In the latest instance of the unrest in Syria spilling across the border into Lebanon, deadly clashes broke out in Beirut on Monday following the shooting death of two anti-Assad clerics at the hands of soldiers.
Two people were killed and 18 wounded in the Lebanese capital early Monday as clashes flared between rival political parties - one supporting Syrian President Bashar al-Assad and the other opposing him - the country's National News Agency said.
The violence followed the killings just hours earlier of two anti-Assad clerics who were shot at a military checkpoint in northern Lebanon.
The histories of Lebanon and Syria have long been intertwined.
Syrian troops were deployed in Lebanon between 1976 and 2005, primarily in the north. They were initially called in to help stop a brewing civil war, but maintained their significant presence, which once numbered 40,000, long afterward.

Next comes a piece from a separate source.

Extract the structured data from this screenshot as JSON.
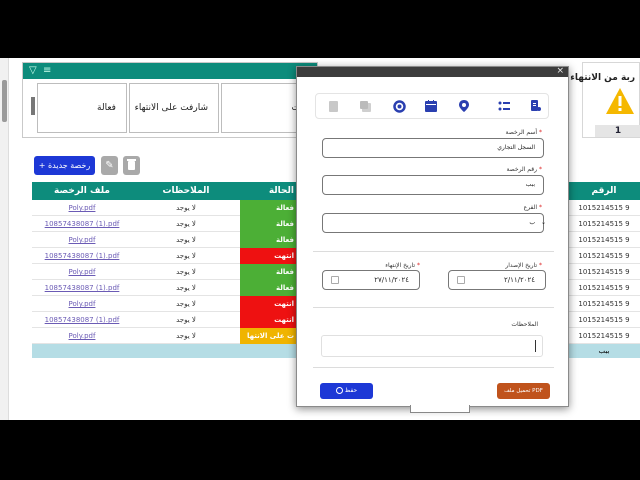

In a country struggling to maintain a delicate balance among its religious and ethnic sects, resentment from the occupation lingers.

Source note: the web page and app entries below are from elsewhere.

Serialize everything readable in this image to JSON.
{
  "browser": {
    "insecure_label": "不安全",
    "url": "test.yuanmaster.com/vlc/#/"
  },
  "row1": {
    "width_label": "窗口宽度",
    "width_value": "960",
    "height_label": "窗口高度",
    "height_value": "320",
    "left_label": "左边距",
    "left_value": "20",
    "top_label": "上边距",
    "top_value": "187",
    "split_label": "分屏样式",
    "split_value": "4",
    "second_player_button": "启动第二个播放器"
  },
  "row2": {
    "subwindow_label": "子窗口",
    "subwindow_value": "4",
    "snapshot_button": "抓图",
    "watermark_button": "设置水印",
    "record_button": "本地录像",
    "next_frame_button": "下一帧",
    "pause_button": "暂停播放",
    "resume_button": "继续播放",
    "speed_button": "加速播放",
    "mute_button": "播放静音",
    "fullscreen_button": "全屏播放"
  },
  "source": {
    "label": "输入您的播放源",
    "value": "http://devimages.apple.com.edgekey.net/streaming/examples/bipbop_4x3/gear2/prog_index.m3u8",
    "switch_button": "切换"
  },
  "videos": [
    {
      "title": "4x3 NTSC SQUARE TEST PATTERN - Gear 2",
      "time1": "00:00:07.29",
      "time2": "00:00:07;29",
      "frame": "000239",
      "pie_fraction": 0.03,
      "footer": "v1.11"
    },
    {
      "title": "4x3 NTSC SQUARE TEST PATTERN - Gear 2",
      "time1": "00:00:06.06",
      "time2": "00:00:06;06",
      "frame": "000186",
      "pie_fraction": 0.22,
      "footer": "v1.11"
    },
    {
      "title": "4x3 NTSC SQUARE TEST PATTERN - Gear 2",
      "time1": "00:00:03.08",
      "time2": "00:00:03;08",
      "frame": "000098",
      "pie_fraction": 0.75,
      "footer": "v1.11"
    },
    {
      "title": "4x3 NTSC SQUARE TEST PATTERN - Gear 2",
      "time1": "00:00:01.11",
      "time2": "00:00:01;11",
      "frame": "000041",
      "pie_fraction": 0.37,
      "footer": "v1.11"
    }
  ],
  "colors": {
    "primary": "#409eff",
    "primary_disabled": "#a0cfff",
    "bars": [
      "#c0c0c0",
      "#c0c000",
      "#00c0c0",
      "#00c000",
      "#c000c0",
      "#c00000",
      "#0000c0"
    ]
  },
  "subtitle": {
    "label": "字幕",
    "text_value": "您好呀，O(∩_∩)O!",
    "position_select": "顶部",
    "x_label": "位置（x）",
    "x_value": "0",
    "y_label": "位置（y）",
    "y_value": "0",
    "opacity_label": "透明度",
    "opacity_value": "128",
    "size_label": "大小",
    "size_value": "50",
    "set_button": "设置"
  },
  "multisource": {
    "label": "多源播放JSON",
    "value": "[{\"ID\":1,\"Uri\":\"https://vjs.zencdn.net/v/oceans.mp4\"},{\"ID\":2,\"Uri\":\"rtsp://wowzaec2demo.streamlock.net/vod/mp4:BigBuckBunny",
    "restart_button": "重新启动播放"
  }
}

Some Sunni Muslims are staunchly anti-Assad and sympathize with the Sunni-led uprising in Syria calling for his ouster. Support for Assad is also plentiful, particularly in the south.FULL STORY